MADISON, Wis. (12/8/14)--With last week's news that yet another national retailer experienced a data breach, credit unions continued to hammer home the message that retailers must share the responsibility of costs incurred as a result of losses experienced in such instances.
Women's retailer Bebe Stores Inc., with 200 stores nationwide, confirmed a data breach hit its payments system between Nov. 8 and 26 (Fortune Dec. 5).
The attack may have included illegal access to cardholder data, including account numbers, expiration dates and verification codes.
The attack comes a little more than a year after the Target breach, the which was the beginning of a spate of attacks on retailers--and placed a new level of awareness on the need for new data breach standards for merchants.

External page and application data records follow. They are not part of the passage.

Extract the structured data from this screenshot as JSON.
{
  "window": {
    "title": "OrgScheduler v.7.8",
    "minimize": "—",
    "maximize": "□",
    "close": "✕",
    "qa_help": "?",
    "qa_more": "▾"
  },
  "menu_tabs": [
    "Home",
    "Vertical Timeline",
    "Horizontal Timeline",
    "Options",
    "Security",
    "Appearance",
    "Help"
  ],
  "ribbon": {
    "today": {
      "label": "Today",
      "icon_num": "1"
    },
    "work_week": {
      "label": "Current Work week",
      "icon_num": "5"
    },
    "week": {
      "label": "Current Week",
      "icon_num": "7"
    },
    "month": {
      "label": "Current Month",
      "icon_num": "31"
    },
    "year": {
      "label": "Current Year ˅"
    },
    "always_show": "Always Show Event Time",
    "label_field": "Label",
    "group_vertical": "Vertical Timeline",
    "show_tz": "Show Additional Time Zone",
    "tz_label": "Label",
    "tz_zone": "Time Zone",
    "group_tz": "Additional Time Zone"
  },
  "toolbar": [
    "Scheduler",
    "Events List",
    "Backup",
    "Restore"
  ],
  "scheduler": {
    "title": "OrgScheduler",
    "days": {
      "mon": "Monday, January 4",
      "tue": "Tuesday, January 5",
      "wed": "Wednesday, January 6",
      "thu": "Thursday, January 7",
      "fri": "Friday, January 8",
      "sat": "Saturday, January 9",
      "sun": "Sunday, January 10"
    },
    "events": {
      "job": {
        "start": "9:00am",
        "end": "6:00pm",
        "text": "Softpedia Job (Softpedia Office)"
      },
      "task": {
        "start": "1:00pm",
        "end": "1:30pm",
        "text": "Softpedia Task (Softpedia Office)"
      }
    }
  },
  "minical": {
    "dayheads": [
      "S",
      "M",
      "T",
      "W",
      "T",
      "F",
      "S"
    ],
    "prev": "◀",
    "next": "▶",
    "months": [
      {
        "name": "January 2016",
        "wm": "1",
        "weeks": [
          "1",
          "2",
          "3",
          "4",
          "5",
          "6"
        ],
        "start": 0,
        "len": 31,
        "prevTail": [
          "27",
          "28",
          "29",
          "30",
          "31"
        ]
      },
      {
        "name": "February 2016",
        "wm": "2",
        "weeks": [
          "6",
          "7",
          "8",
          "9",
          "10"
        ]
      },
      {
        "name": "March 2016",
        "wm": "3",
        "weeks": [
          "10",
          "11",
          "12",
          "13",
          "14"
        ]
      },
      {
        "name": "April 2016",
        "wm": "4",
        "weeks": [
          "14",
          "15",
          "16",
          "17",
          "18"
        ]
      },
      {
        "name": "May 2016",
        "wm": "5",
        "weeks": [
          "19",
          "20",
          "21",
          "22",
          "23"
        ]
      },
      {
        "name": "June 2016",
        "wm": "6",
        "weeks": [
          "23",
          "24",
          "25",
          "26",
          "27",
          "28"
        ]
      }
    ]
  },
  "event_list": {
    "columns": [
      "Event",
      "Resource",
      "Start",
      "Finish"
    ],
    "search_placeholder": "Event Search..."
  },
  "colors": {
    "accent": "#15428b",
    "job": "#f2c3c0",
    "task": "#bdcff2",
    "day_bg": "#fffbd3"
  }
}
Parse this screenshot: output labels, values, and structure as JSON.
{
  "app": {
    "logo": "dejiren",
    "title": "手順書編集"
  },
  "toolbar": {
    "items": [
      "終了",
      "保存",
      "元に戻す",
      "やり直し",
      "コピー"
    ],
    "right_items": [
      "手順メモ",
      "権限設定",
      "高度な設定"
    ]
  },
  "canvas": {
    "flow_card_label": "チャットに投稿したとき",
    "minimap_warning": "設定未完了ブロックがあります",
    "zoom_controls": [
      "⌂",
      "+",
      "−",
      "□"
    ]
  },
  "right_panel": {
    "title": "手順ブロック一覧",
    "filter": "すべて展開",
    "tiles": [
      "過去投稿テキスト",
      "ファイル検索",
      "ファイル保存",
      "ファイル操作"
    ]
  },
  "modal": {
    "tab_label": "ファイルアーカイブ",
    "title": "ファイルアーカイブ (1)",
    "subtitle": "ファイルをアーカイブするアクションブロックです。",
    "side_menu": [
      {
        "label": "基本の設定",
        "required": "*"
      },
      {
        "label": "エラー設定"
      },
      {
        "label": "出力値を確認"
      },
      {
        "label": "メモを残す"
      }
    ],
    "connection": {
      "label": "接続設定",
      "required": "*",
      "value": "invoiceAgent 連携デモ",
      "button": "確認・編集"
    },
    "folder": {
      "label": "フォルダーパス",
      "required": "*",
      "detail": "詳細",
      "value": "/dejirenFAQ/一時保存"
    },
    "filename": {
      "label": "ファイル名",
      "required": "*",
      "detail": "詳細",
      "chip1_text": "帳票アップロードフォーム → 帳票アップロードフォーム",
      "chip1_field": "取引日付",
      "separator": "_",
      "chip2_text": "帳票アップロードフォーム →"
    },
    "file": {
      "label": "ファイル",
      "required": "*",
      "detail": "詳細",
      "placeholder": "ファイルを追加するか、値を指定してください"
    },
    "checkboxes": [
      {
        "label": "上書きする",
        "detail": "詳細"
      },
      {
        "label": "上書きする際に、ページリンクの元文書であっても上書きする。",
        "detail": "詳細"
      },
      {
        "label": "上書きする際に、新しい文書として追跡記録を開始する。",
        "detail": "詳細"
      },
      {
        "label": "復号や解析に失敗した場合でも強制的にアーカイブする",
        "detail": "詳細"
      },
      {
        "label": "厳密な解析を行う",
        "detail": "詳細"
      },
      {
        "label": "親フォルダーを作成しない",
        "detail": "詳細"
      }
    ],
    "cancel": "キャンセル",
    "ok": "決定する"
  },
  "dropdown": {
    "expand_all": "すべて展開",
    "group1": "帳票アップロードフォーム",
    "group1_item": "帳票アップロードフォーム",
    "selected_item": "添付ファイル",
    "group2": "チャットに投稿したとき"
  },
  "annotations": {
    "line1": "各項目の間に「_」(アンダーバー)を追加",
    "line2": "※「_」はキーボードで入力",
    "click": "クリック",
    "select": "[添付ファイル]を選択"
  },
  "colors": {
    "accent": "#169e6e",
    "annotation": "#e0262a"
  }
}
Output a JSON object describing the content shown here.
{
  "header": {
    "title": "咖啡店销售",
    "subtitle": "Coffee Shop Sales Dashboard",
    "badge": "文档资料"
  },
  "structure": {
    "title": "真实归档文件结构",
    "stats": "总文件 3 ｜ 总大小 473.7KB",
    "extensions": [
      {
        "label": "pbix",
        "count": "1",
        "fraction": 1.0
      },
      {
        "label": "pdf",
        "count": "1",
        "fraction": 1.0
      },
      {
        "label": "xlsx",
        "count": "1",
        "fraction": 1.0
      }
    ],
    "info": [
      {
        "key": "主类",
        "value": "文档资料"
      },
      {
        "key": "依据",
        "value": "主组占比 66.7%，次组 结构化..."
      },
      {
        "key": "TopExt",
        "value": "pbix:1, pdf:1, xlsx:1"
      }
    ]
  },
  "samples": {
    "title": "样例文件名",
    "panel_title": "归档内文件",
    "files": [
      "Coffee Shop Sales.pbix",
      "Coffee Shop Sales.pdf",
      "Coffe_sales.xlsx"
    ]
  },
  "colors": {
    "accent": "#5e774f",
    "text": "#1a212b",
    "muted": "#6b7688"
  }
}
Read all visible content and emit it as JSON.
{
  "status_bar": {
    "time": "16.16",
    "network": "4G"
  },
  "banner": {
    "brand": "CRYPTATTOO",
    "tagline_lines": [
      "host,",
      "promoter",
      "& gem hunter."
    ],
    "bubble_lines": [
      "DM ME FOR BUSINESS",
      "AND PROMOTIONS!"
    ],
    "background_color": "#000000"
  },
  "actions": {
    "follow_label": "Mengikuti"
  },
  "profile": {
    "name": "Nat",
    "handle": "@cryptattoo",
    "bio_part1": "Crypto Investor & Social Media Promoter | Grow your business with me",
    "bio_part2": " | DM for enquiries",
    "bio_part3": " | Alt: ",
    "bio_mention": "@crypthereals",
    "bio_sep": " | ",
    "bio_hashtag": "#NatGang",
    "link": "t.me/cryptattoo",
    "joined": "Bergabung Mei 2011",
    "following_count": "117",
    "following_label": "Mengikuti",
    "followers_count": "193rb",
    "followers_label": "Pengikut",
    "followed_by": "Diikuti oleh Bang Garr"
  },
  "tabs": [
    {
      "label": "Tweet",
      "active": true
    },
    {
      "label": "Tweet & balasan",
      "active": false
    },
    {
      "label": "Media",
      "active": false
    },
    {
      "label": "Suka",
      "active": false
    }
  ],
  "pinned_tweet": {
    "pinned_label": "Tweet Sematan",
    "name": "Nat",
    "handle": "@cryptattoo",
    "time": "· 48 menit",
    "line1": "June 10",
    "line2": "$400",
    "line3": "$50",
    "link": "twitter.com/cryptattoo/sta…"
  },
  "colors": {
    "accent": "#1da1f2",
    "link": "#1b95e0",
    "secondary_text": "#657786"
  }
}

"2014 was definitely a turning point," Jody Dabrowski, assistant vice president of risk management at $531 million-asset Community Choice CU in Farmington Hills, Mich., told Click on Detroit (Dec. 4.)
In the current environment, "while financial institutions must meet lofty standards for data security, retailers and their processors have no such standards," Steve Swofford, president/CEO of $640 million-asset Alabama CU, Tuscaloosa, Ala., wrote in a letter to the editor published on AL.com (Dec. 5). "Retailers have opposed legislation, nationally and in Alabama, that would require better data security, penalize negligent retailers and provide immediate notification of suspected breaches."
Retailers have also been reluctant to install technology to accept chip cards, which would offer consumers more protection, Swofford wrote. "New standards, coming in October 2015, will transfer liability to retailers if they decline to adopt this technology," he wrote.
In Maine, credit unions are already piloting EMV cards for members, according to the Maine Credit Union League (Weekly Update Dec. 5). "We anticipate that Maine credit unions will be well-prepared when retailers are expected to have new systems ready to accept the technology by October 2015," league president John Murphy said in an interview with Mainebiz.com (Dec. 1). "We welcome the fact that at that time card companies will begin to shift the liability of data breaches involving signature-based transactions to retailers."
That day can't come soon enough for credit unions. In Maine, data breaches in the past year have cost state credit unions around $2 million for the replacement of credit and debit cards and an additional $500,000 for covering fraud, Murphy said.
"There's a lot of labor associated in handling all of this," Murphy told the publication.
In a Dec. 5 article, Buffalo Business First described the labor-intensive process that a breach warning initiates at $40 million-asset Western New York FCU, West Seneca, N.Y.
First, the credit union receives notification from its card vendor with a list of card numbers that might have been exposed. Then employees spend hours matching the numbers to member accounts. They send letters to the affected members, informing them of a potential security lapse, and shut down every card on the list. They make arrangements to replace the cards as soon as possible, whether or not there has been actual fraud.
Since last December the credit union has re-issued nearly 1,000 debit cards at risk of being compromised--some of them twice.
"It's brutal," Marie Betti, president/CEO Western New York FCU, told Buffalo Business First. She estimates the credit union spends nearly $6 to replace a single card. That doesn't include the cost of employees working an additional 130 hours so far this year on breaches, she said.
Alfred Frosolone, CEO of Niagara's Choice FCU, Niagara Falls, N.Y., with $137 million in assets, told Buffalo Business First that some of its 23,000 members stopped using debit cards to avoid the risk of data breaches. Others "almost expect" to be hit by a breach at some point, he said.
The League of Southeastern Credit Unions advised its member credit unions to be on the lookout for another type of cyberattack: email scams (eSignal Daily Dec. 5).
"Email scams are not new," the league advised. "They have been around since the invention of email. However, this time of year they are more prevalent. Plus, they have become more sophisticated."
The league explained that when a major retailer experiences a data breach, not only is debit/credit card information stolen, oftentimes email addresses are stolen, offering criminals a means of access.
The Credit Union National Association has stepped up its already strong advocacy efforts to protect consumers and financial institutions through the holiday season and into the first days of the 114th Congress.
CUNA has created a video to provide a brief overview of retailer data breaches, and has compiled a list of risk management practices in partnership with CUNA Mutual Group. CUNA's Stop the Data Breaches contains the list, as well as other resources for stakeholders to reach out to lawmakers urging a change in merchant security standards.